- _Entries from a dataset of interfaces_
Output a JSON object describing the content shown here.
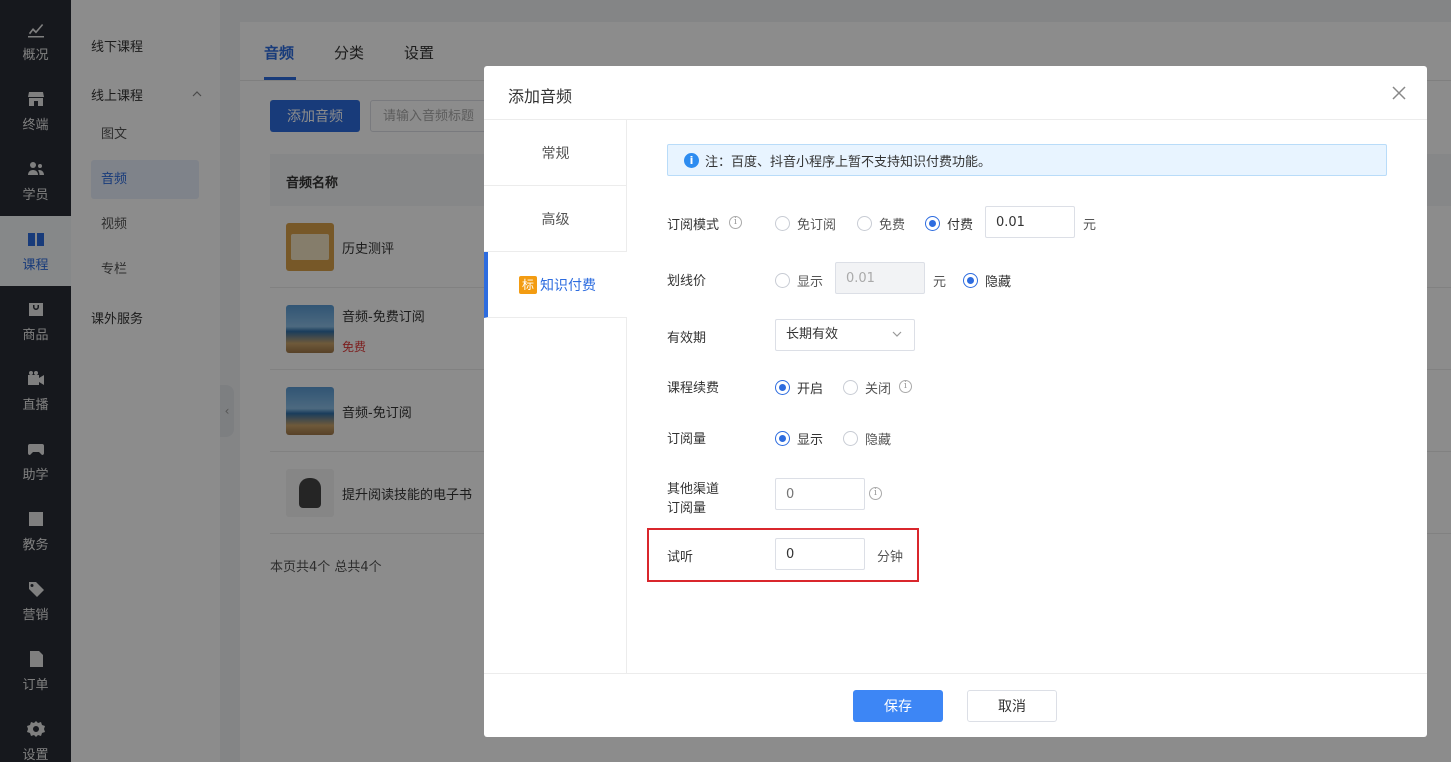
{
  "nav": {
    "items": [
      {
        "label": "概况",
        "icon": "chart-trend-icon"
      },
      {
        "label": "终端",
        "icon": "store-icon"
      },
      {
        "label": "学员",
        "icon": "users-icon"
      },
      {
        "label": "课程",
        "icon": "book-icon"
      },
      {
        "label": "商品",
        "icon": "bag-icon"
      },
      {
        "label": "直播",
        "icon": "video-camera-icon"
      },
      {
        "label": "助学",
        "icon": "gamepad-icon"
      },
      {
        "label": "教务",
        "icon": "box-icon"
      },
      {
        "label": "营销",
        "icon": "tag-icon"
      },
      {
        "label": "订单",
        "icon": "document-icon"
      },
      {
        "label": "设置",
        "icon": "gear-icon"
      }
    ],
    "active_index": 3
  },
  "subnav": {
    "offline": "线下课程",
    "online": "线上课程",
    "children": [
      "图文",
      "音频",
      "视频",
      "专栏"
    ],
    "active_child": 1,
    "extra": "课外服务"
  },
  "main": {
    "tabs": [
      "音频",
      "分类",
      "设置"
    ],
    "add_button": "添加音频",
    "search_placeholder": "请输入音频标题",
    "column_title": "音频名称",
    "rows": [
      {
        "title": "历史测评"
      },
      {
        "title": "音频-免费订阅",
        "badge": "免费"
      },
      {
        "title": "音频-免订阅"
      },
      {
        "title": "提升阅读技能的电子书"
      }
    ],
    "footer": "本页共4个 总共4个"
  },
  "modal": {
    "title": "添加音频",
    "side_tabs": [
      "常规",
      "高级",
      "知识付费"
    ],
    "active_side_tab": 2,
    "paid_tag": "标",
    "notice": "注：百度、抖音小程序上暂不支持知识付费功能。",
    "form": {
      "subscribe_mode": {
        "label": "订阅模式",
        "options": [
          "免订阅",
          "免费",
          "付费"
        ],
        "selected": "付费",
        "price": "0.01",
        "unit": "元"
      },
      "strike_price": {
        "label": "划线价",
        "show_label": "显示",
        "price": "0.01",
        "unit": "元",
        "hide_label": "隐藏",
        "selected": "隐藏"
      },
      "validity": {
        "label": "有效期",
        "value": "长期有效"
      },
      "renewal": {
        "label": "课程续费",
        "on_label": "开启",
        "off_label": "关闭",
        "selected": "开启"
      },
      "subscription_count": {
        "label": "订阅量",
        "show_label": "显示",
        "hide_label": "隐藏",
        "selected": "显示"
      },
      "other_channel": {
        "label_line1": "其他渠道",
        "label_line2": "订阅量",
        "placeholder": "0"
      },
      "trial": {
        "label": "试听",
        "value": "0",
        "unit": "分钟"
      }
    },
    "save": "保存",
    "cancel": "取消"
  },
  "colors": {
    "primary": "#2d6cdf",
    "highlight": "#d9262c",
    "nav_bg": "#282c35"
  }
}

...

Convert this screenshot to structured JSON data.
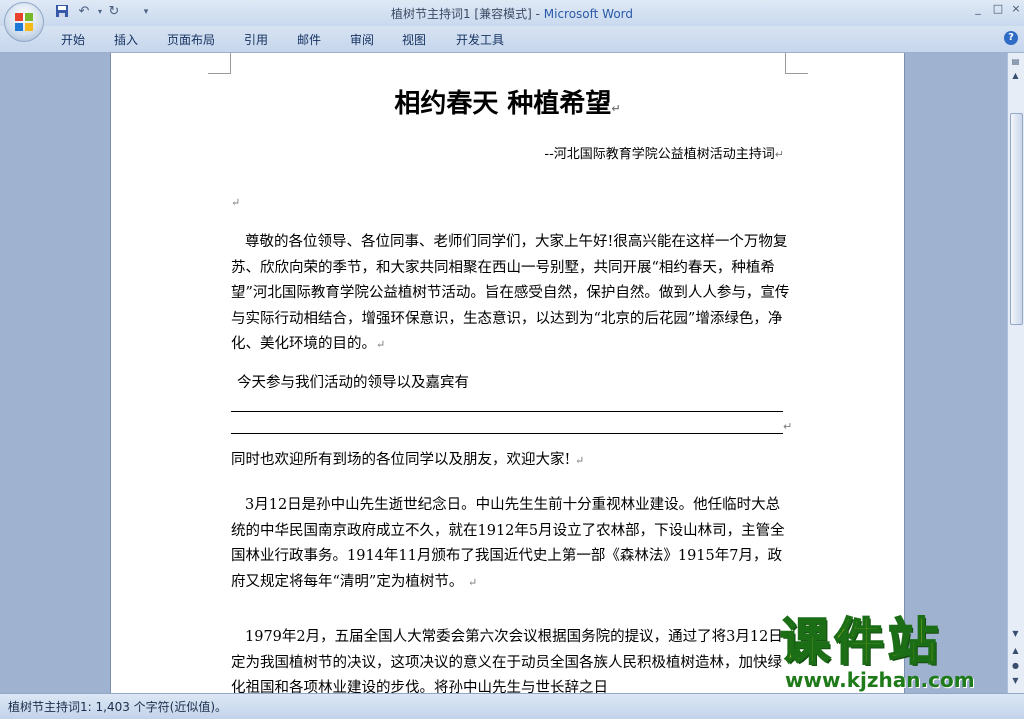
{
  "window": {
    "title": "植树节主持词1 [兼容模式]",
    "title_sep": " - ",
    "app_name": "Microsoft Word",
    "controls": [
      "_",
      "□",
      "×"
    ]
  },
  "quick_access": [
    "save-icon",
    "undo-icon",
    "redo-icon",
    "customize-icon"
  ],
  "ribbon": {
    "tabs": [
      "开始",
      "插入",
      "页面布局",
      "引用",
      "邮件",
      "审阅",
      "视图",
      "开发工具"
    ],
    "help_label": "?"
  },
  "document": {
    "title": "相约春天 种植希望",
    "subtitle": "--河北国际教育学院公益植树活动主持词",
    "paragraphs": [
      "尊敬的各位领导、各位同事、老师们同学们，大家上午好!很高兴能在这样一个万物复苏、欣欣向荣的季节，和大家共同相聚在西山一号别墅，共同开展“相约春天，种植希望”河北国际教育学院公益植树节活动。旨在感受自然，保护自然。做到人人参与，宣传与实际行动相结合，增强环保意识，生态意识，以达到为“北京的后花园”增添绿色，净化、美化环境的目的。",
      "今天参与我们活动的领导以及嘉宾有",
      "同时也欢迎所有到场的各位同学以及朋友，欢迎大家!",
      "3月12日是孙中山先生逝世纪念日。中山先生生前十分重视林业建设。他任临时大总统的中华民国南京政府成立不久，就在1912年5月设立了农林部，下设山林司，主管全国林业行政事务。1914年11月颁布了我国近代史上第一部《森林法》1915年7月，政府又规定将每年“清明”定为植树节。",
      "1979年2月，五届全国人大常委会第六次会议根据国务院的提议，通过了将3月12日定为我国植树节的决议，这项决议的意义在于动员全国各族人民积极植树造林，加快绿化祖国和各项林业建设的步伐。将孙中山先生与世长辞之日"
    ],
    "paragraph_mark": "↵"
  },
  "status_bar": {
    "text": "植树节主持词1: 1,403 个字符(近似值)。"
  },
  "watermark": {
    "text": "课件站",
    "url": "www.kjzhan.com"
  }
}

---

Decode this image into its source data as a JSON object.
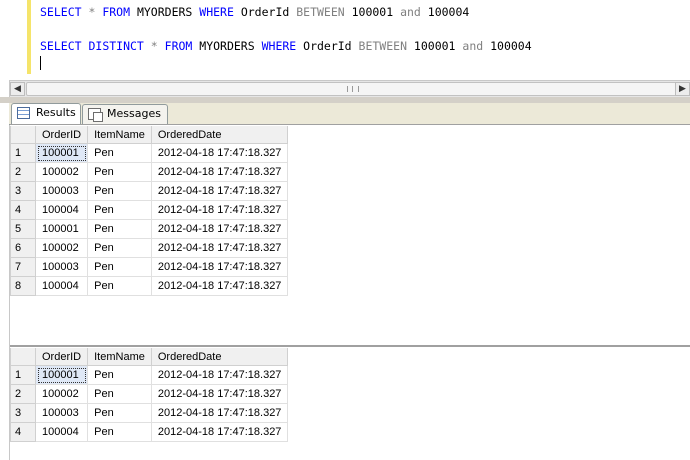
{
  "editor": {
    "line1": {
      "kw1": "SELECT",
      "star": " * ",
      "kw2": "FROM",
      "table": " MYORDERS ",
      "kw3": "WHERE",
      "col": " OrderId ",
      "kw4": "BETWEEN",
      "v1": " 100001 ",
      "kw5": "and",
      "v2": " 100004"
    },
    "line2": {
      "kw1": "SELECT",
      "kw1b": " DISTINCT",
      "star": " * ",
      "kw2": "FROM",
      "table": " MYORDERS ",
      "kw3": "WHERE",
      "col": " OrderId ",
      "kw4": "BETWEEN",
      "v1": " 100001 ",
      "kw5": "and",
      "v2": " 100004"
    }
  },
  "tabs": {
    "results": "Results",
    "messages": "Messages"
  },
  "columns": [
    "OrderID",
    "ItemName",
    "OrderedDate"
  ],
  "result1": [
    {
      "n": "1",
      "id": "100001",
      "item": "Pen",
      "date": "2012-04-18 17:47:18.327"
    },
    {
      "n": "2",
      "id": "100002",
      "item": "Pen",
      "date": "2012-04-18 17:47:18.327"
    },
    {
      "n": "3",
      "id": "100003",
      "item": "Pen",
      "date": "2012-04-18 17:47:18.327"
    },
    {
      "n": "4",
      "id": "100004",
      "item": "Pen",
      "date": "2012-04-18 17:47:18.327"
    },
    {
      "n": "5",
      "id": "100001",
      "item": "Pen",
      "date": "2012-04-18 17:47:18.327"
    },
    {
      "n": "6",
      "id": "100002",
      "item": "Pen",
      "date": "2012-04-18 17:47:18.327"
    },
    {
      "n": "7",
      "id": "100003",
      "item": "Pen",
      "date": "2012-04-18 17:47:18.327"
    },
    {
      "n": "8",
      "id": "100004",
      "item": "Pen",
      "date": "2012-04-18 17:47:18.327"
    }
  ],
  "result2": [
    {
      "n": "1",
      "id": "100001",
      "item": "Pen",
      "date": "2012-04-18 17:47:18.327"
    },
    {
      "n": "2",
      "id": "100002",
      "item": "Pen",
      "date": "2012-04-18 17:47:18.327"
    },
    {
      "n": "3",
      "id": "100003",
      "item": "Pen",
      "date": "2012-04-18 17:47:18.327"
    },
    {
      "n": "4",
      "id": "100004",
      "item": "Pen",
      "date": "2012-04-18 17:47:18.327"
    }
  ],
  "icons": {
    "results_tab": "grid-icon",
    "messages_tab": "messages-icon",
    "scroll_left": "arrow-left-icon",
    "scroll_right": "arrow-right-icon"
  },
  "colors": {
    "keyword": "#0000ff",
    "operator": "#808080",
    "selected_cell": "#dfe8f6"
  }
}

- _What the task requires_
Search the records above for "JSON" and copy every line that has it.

- _Result of the task_
Output a JSON object describing the content shown here.
Convert this screenshot to structured JSON data.
Decode this image into its source data as a JSON object.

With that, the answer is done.